▶ [REQUIREMENT] Look for the word "Meilleur" in the entries and copy each line where it appears.

[Data records]
"""

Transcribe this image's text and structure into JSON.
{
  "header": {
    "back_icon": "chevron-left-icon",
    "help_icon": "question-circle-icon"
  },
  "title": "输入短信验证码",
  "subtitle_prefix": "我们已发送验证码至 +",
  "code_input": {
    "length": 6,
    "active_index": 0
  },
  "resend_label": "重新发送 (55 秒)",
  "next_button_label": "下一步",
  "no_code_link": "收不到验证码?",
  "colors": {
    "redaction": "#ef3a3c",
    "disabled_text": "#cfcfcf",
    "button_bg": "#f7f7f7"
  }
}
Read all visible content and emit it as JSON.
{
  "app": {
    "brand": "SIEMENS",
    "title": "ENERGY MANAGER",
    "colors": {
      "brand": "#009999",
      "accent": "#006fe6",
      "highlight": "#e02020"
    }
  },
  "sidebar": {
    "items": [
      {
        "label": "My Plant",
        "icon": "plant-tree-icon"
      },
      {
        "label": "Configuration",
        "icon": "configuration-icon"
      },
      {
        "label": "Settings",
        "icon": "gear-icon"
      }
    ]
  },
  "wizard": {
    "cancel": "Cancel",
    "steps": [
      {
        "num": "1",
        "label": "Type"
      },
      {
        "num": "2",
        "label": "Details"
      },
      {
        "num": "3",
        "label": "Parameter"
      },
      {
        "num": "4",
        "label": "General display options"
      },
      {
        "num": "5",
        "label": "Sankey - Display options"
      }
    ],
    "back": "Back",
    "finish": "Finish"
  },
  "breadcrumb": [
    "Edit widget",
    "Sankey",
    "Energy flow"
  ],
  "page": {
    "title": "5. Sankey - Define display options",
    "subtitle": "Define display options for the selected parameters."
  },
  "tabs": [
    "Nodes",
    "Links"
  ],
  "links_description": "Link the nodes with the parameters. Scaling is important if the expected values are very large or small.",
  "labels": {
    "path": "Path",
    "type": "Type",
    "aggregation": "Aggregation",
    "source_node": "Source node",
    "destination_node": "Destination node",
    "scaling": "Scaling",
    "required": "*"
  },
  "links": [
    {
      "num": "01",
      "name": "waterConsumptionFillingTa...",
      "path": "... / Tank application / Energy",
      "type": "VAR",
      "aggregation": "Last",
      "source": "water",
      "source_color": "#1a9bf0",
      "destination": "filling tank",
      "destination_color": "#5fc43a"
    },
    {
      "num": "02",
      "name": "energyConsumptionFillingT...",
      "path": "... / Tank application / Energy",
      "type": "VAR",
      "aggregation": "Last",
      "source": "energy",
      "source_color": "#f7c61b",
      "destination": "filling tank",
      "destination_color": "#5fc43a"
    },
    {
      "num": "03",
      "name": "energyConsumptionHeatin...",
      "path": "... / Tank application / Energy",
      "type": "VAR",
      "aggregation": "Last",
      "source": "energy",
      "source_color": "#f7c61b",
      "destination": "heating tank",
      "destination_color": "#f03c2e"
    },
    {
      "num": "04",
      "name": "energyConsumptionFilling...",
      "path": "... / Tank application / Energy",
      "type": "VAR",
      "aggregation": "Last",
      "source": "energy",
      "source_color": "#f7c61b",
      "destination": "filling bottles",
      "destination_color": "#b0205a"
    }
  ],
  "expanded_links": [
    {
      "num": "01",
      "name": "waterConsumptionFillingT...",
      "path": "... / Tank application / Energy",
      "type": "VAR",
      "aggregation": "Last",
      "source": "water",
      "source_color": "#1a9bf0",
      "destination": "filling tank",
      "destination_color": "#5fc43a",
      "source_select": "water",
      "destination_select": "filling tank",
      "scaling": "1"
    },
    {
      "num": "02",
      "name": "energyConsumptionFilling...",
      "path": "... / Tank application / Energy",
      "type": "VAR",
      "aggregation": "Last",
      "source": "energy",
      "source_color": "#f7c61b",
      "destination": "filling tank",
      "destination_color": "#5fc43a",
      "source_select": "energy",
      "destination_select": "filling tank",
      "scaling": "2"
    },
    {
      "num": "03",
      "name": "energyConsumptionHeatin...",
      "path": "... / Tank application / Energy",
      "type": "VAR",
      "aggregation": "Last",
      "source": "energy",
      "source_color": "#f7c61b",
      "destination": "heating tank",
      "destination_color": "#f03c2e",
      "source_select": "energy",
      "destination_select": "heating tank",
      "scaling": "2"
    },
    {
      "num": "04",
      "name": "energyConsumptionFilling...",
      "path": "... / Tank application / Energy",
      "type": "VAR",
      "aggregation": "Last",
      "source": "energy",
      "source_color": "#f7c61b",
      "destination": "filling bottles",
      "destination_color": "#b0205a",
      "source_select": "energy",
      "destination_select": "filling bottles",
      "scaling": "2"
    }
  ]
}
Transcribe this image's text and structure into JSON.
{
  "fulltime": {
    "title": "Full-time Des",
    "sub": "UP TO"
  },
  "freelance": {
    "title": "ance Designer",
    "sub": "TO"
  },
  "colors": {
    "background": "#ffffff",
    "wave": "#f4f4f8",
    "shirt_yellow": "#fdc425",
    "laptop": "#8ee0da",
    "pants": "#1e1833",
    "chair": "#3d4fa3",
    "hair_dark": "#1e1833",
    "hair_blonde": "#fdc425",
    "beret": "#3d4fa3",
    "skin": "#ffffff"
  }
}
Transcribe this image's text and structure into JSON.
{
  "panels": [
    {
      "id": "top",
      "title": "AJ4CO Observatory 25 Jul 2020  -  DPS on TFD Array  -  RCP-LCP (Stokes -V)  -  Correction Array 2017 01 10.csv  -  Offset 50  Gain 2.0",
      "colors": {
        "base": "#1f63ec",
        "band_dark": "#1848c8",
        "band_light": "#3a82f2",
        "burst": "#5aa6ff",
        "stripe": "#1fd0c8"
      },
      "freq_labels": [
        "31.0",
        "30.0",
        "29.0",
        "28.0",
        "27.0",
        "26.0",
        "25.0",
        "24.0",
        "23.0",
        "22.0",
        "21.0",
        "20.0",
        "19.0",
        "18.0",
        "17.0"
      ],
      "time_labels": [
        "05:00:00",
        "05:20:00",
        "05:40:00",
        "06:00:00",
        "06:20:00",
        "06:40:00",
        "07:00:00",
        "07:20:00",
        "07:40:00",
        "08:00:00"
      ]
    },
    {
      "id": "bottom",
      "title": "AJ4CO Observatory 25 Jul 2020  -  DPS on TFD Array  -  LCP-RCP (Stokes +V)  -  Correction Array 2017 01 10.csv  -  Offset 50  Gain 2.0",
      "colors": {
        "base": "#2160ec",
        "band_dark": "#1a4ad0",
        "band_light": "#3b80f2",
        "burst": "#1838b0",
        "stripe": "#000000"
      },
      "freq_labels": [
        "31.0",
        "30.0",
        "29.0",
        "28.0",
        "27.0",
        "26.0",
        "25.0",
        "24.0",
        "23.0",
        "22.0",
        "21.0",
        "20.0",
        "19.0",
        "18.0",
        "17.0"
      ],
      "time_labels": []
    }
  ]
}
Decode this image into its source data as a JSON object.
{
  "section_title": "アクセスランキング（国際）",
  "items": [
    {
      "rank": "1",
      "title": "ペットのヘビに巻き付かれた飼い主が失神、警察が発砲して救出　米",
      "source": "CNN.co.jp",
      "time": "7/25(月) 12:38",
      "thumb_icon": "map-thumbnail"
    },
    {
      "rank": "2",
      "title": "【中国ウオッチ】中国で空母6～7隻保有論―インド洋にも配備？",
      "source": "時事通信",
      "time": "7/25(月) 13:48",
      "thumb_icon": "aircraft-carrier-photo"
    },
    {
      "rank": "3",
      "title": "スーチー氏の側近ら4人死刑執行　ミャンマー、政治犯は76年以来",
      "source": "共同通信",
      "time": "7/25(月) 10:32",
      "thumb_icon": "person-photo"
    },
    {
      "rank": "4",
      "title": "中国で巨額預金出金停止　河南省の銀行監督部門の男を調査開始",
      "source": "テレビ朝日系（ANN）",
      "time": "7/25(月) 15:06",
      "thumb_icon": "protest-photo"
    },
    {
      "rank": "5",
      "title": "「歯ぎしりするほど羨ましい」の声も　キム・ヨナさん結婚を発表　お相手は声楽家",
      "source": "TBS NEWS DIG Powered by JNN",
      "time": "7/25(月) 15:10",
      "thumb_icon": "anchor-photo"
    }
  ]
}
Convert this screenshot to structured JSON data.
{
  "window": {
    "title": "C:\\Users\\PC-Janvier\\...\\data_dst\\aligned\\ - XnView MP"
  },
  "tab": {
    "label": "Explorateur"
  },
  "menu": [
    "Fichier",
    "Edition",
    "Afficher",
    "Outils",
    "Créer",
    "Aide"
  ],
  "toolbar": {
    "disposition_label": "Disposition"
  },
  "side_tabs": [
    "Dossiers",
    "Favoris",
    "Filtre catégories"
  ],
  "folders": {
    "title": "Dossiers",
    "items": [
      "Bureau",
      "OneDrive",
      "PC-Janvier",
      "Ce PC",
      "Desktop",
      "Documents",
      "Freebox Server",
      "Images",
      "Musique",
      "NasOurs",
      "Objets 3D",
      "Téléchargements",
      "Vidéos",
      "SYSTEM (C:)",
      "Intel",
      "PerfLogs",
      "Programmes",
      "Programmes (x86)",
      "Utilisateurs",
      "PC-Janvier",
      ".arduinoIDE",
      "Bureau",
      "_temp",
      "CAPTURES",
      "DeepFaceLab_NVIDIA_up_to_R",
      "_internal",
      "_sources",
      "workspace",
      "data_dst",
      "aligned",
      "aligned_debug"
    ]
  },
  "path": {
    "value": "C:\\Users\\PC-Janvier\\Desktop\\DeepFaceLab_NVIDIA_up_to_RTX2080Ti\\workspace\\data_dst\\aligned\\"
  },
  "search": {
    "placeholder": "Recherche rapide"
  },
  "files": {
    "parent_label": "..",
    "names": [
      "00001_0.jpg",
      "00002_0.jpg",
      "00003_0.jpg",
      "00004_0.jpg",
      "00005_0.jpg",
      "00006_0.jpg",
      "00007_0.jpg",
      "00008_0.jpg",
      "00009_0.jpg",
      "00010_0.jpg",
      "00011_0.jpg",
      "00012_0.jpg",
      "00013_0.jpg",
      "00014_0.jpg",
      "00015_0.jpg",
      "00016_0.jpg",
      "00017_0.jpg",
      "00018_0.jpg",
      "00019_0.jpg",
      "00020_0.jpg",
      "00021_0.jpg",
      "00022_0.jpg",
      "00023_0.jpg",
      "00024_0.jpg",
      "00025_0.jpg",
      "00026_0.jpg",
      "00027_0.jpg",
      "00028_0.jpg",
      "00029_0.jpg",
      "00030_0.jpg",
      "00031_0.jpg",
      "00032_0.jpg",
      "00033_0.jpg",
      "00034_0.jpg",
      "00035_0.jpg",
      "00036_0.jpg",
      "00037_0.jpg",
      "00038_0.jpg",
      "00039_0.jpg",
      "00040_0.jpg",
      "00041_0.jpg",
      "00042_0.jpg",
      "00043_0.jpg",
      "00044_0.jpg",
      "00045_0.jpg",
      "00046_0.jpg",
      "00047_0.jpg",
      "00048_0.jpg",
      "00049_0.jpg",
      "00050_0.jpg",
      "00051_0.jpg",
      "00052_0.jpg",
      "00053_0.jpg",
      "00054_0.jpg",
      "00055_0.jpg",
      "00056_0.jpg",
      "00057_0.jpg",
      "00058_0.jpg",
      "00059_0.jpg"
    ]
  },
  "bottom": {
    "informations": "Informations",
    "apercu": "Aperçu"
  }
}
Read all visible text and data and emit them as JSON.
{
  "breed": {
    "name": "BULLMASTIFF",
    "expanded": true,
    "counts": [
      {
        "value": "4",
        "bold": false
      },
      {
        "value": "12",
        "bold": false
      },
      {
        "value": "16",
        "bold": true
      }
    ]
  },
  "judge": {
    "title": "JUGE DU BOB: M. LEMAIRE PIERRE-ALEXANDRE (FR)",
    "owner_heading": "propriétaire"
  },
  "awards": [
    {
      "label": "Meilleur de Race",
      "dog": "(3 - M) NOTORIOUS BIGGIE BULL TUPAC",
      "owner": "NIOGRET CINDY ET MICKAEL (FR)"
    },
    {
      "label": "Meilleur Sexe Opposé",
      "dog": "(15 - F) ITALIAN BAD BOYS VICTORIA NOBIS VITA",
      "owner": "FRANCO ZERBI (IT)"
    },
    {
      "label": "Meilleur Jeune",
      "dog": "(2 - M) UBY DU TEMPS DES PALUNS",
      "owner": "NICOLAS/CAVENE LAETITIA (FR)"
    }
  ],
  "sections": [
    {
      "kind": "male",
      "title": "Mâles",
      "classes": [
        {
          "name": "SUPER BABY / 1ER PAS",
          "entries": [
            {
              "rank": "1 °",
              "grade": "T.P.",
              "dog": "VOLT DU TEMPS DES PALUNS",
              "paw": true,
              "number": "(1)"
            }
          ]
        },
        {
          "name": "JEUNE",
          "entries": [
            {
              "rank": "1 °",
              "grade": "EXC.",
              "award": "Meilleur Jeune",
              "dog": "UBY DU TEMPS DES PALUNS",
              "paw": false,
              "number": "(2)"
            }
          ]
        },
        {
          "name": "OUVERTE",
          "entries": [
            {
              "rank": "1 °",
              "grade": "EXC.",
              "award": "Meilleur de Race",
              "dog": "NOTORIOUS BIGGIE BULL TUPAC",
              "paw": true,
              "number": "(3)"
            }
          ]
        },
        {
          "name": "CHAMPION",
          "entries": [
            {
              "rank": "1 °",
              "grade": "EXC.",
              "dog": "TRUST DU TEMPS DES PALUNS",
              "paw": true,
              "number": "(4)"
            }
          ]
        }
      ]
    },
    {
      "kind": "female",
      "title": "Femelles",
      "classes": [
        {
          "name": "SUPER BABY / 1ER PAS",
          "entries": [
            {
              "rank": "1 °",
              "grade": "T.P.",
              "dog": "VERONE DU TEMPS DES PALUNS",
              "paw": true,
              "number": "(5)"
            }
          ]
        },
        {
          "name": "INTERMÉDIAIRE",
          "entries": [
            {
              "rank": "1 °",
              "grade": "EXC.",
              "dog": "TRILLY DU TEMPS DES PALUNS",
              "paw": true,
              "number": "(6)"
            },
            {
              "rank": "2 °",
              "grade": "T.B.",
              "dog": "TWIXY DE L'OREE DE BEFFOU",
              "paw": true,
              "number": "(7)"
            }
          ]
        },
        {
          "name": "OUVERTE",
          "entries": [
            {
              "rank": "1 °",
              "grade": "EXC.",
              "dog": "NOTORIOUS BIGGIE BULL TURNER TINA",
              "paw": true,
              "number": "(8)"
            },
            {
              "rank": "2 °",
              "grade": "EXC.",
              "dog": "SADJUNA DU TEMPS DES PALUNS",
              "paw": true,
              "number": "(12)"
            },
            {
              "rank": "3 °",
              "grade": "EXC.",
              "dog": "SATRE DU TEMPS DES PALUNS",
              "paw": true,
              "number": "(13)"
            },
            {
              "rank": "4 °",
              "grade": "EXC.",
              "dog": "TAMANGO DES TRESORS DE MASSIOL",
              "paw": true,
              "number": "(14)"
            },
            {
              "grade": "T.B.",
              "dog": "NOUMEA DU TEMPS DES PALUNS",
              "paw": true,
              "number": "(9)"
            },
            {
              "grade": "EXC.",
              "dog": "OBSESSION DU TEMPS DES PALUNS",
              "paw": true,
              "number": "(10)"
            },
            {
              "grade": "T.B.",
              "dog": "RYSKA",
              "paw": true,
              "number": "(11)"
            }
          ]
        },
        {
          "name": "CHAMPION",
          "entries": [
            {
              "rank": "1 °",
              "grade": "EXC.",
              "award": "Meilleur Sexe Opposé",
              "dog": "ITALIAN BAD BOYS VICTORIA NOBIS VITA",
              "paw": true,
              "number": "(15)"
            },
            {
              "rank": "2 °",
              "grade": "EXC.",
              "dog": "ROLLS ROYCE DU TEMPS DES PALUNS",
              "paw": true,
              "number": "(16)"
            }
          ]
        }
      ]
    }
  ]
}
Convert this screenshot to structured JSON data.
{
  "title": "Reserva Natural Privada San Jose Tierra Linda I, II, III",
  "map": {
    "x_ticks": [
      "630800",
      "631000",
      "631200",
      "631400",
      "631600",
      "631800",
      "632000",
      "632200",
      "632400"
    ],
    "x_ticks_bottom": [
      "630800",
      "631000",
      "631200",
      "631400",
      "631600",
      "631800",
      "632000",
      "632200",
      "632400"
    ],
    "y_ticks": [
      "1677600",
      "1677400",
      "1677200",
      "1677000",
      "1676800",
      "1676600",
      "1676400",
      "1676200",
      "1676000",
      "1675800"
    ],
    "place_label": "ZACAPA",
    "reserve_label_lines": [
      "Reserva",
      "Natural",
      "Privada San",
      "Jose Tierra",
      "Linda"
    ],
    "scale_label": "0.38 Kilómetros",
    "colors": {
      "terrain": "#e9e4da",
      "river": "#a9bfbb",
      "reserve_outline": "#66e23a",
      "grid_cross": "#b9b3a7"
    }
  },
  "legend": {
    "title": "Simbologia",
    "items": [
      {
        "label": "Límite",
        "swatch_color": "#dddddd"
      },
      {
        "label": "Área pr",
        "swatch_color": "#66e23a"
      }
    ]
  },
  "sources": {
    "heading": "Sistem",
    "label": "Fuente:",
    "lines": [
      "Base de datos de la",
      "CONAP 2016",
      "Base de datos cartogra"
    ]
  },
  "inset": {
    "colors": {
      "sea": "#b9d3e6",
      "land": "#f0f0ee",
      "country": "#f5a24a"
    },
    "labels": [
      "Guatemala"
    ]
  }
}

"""

▶ [SOLUTION BELOW]
      "label": "Meilleur de Race",
      "label": "Meilleur Sexe Opposé",
      "label": "Meilleur Jeune",
              "award": "Meilleur Jeune",
              "award": "Meilleur de Race",
              "award": "Meilleur Sexe Opposé",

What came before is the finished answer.